County governments are a crucial component of the fabric of American democracy. Yet there has been almost no previous research on the policy effects of the partisan composition of county governments.
Most counties in the United States have small legislatures, usually called commissions or councils, that set their budgets and other policies. Two researchers, Justin de Benedictis-Kessner (Harvard University) and Christopher Warshaw (George Washington University) recently examined whether counties with Democratic legislators spend more than counties with Republican ones.
The researchers assembled an original data set of over six thousand elections in approximately 300 medium and large counties over the past 25 years. Based on a regression discontinuity design, they found that counties with Democratic legislators spend more than ones with Republican legislators.
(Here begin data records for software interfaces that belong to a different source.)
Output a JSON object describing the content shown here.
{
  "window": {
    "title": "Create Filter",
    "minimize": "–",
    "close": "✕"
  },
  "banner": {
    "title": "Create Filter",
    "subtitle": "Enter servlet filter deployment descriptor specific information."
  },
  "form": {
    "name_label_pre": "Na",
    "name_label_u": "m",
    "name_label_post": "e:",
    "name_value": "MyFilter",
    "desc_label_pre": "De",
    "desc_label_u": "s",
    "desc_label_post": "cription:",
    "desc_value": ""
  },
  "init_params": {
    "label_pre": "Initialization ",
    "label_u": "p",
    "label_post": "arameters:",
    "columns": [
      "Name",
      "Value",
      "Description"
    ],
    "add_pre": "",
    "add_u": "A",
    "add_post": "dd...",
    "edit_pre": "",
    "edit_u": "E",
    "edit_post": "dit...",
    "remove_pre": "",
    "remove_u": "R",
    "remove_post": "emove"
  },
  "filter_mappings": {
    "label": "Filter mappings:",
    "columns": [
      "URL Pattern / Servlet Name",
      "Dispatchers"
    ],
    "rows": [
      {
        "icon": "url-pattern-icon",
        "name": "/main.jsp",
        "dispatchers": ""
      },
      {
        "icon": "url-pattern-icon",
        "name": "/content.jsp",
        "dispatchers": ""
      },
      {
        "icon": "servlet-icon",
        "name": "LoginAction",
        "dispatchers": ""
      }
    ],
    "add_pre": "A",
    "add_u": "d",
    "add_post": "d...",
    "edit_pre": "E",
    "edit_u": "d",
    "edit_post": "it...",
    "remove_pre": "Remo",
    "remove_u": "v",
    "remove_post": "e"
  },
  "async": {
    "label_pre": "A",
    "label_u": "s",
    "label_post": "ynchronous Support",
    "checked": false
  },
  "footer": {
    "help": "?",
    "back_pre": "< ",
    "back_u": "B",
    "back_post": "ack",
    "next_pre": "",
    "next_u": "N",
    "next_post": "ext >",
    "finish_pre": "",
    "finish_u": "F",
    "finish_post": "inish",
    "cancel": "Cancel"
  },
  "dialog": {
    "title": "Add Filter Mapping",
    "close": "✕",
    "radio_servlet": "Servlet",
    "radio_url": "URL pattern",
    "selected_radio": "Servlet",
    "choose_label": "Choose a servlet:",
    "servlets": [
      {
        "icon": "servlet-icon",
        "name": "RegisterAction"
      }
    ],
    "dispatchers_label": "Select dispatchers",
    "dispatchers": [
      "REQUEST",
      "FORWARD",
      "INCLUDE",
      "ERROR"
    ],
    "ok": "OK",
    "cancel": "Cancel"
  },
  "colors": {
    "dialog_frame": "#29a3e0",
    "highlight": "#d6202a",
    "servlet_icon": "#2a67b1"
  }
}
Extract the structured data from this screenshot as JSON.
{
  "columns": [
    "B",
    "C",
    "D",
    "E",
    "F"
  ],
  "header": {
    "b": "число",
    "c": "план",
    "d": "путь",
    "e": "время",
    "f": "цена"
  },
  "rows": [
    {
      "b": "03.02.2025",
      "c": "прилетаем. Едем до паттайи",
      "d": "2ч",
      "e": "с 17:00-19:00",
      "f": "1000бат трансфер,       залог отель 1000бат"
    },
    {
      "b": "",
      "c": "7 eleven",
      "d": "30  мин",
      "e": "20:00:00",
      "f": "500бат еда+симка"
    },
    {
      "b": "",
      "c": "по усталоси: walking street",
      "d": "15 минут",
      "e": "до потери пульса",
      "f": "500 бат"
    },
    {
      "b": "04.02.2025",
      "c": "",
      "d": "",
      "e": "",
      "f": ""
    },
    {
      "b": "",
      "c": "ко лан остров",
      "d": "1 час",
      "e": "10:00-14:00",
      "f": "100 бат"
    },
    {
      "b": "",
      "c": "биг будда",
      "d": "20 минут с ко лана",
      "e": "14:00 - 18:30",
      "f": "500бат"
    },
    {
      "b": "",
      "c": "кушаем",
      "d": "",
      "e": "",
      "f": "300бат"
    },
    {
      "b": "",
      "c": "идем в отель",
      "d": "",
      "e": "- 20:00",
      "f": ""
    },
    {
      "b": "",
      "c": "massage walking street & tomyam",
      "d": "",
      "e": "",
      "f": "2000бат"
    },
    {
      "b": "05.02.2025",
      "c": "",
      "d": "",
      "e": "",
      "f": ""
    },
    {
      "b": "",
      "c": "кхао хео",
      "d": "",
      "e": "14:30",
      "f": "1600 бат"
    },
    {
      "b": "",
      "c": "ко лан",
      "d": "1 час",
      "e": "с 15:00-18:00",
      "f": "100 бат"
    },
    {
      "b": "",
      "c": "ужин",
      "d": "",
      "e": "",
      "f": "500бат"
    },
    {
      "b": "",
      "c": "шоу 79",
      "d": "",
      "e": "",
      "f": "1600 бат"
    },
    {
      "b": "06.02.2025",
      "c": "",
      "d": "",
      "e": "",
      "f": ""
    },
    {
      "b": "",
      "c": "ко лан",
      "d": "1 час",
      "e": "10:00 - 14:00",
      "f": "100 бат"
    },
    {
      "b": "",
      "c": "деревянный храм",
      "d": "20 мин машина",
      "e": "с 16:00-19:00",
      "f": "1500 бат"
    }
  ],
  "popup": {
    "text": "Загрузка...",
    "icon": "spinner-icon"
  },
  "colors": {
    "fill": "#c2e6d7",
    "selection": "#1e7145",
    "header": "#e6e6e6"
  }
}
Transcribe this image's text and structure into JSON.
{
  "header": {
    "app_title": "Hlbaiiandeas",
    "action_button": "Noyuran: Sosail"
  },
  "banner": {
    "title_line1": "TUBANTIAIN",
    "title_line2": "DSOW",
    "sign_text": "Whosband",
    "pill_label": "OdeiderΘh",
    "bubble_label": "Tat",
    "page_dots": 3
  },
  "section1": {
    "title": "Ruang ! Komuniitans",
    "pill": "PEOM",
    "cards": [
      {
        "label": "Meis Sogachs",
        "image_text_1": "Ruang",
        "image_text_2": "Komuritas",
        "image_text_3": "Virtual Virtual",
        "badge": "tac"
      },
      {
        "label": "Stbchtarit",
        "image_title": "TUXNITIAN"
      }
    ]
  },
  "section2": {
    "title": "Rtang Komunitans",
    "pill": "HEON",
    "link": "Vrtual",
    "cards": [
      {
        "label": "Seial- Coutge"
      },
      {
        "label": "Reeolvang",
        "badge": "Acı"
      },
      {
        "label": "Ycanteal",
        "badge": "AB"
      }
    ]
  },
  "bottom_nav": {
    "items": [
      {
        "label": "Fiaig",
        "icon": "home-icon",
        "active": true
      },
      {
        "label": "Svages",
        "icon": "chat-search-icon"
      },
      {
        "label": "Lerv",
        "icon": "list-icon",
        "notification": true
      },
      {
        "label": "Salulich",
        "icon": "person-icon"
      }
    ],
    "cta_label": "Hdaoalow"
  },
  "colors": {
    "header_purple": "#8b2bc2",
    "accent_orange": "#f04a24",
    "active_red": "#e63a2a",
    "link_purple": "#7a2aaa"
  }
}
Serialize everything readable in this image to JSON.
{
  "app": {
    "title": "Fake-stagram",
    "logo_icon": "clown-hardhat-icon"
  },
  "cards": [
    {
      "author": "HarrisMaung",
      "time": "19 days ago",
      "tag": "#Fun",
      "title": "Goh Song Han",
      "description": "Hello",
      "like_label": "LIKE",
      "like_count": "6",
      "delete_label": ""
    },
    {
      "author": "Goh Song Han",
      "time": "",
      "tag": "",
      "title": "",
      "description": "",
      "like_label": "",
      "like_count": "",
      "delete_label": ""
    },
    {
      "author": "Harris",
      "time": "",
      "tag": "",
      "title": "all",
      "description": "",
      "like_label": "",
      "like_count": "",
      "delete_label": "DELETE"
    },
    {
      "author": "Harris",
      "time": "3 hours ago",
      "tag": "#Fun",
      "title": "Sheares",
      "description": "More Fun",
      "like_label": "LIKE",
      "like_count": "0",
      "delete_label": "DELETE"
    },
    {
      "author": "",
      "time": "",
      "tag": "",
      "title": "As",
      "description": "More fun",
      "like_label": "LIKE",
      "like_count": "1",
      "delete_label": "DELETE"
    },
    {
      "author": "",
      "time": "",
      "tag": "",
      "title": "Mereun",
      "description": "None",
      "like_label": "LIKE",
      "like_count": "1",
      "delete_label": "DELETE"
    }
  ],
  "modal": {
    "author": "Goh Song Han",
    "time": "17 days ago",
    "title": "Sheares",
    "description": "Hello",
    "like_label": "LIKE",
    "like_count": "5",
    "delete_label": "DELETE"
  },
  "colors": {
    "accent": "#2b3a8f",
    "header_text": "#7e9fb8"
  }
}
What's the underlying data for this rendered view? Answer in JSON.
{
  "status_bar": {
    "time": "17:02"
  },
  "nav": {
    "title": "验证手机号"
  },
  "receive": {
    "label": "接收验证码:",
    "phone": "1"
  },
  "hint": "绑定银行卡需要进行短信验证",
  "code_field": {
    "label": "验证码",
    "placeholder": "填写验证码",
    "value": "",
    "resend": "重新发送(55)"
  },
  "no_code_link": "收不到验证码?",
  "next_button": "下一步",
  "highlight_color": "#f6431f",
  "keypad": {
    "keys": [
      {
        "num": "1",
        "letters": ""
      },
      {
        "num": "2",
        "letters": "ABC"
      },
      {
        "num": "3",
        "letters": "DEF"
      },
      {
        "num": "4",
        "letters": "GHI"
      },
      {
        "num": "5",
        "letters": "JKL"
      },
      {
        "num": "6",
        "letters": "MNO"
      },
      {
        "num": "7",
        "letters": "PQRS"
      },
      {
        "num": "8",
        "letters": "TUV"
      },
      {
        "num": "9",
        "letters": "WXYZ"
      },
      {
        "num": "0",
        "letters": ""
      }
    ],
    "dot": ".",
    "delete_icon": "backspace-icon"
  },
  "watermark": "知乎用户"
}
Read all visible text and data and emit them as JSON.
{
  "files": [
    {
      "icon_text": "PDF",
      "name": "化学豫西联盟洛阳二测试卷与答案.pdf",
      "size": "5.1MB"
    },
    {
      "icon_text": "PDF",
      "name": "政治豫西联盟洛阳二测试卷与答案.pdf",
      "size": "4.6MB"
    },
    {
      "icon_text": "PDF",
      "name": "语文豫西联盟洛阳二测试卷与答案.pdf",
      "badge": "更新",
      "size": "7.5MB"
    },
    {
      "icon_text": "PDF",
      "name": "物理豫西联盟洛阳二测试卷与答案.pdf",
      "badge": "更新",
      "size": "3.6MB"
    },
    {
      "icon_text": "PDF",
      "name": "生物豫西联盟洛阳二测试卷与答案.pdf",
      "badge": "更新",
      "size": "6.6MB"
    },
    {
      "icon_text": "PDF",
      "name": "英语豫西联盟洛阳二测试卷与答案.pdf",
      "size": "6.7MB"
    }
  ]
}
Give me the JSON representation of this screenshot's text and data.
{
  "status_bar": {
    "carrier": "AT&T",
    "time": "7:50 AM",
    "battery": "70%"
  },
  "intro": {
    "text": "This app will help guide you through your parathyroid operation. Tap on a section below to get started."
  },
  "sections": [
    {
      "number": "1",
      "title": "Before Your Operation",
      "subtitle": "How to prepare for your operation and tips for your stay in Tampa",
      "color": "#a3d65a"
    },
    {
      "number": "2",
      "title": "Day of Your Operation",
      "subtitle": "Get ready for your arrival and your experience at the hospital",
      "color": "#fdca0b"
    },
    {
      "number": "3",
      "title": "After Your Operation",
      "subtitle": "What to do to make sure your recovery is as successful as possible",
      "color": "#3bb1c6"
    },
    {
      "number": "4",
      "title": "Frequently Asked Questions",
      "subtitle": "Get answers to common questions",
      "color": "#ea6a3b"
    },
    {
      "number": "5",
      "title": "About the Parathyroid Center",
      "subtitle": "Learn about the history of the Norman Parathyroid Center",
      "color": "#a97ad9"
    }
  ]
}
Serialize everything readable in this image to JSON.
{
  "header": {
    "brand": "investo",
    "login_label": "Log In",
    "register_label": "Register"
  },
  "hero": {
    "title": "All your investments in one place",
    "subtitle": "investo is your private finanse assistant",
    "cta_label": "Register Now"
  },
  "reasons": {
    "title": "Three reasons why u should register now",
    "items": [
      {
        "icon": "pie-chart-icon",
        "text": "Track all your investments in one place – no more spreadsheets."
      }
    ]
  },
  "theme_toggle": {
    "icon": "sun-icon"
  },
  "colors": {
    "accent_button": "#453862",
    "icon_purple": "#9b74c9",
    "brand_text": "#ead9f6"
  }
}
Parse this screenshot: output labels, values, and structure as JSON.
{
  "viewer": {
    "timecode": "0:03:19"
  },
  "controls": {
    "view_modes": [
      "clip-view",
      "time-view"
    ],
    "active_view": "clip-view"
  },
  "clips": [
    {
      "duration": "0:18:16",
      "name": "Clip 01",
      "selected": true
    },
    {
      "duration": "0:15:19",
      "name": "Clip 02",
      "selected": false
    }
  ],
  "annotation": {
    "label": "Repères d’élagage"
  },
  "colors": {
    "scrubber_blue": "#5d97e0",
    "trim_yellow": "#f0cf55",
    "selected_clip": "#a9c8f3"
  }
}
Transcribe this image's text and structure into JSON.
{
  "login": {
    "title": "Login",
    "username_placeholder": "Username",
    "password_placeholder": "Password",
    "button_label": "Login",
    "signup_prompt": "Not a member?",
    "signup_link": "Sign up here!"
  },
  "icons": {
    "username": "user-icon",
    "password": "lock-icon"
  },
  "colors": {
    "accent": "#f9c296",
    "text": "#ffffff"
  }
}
The effects are particularly large in counties with small legislatures where any given election could affect the ideological position of the median legislator.
Overall, these findings contribute to a growing literature on the policy consequences of partisan control of state and local government. They show that the partisan selection of county legislators has important policy effects in county governments.
Read the entire study:
de Benedictis-Kessner, Justin, and Christopher Warshaw. 2017. Politics in Forgotten Governments: The Partisan Composition of County Legislatures and County Fiscal Policies. October 10, 2017